TASK DIRECTIONS: For the records that follow, restate each one word for word and leave the images behind.

(Page and application data records)
******************************

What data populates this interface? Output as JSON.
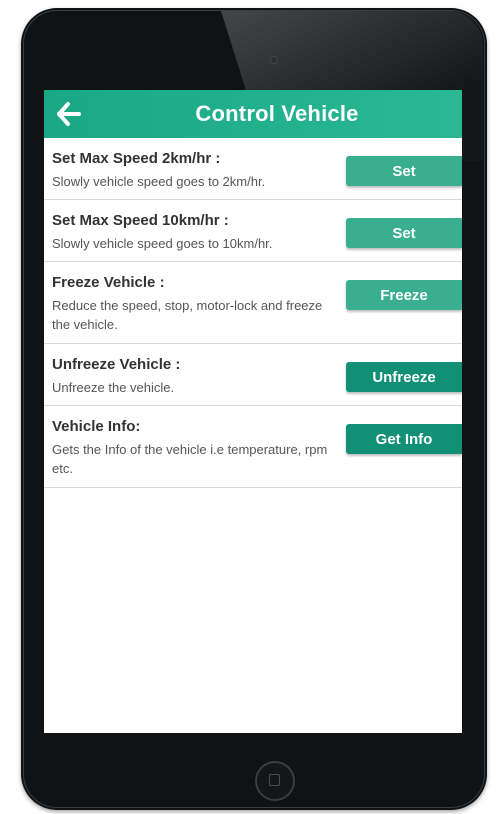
{
  "app": {
    "title": "Control Vehicle",
    "accent_color": "#1fae8c",
    "back_icon": "arrow-left-icon"
  },
  "controls": [
    {
      "title": "Set Max Speed 2km/hr :",
      "description": "Slowly vehicle speed goes to 2km/hr.",
      "button": "Set"
    },
    {
      "title": "Set Max Speed 10km/hr :",
      "description": "Slowly vehicle speed goes to 10km/hr.",
      "button": "Set"
    },
    {
      "title": "Freeze Vehicle :",
      "description": "Reduce the speed, stop, motor-lock and freeze the vehicle.",
      "button": "Freeze"
    },
    {
      "title": "Unfreeze Vehicle :",
      "description": "Unfreeze the vehicle.",
      "button": "Unfreeze"
    },
    {
      "title": "Vehicle Info:",
      "description": "Gets the Info of the vehicle i.e temperature, rpm etc.",
      "button": "Get Info"
    }
  ]
}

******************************

COMPLETED EXERCISE:
What data populates this interface? Output as JSON.
{
  "app": {
    "title": "Control Vehicle",
    "accent_color": "#1fae8c",
    "back_icon": "arrow-left-icon"
  },
  "controls": [
    {
      "title": "Set Max Speed 2km/hr :",
      "description": "Slowly vehicle speed goes to 2km/hr.",
      "button": "Set"
    },
    {
      "title": "Set Max Speed 10km/hr :",
      "description": "Slowly vehicle speed goes to 10km/hr.",
      "button": "Set"
    },
    {
      "title": "Freeze Vehicle :",
      "description": "Reduce the speed, stop, motor-lock and freeze the vehicle.",
      "button": "Freeze"
    },
    {
      "title": "Unfreeze Vehicle :",
      "description": "Unfreeze the vehicle.",
      "button": "Unfreeze"
    },
    {
      "title": "Vehicle Info:",
      "description": "Gets the Info of the vehicle i.e temperature, rpm etc.",
      "button": "Get Info"
    }
  ]
}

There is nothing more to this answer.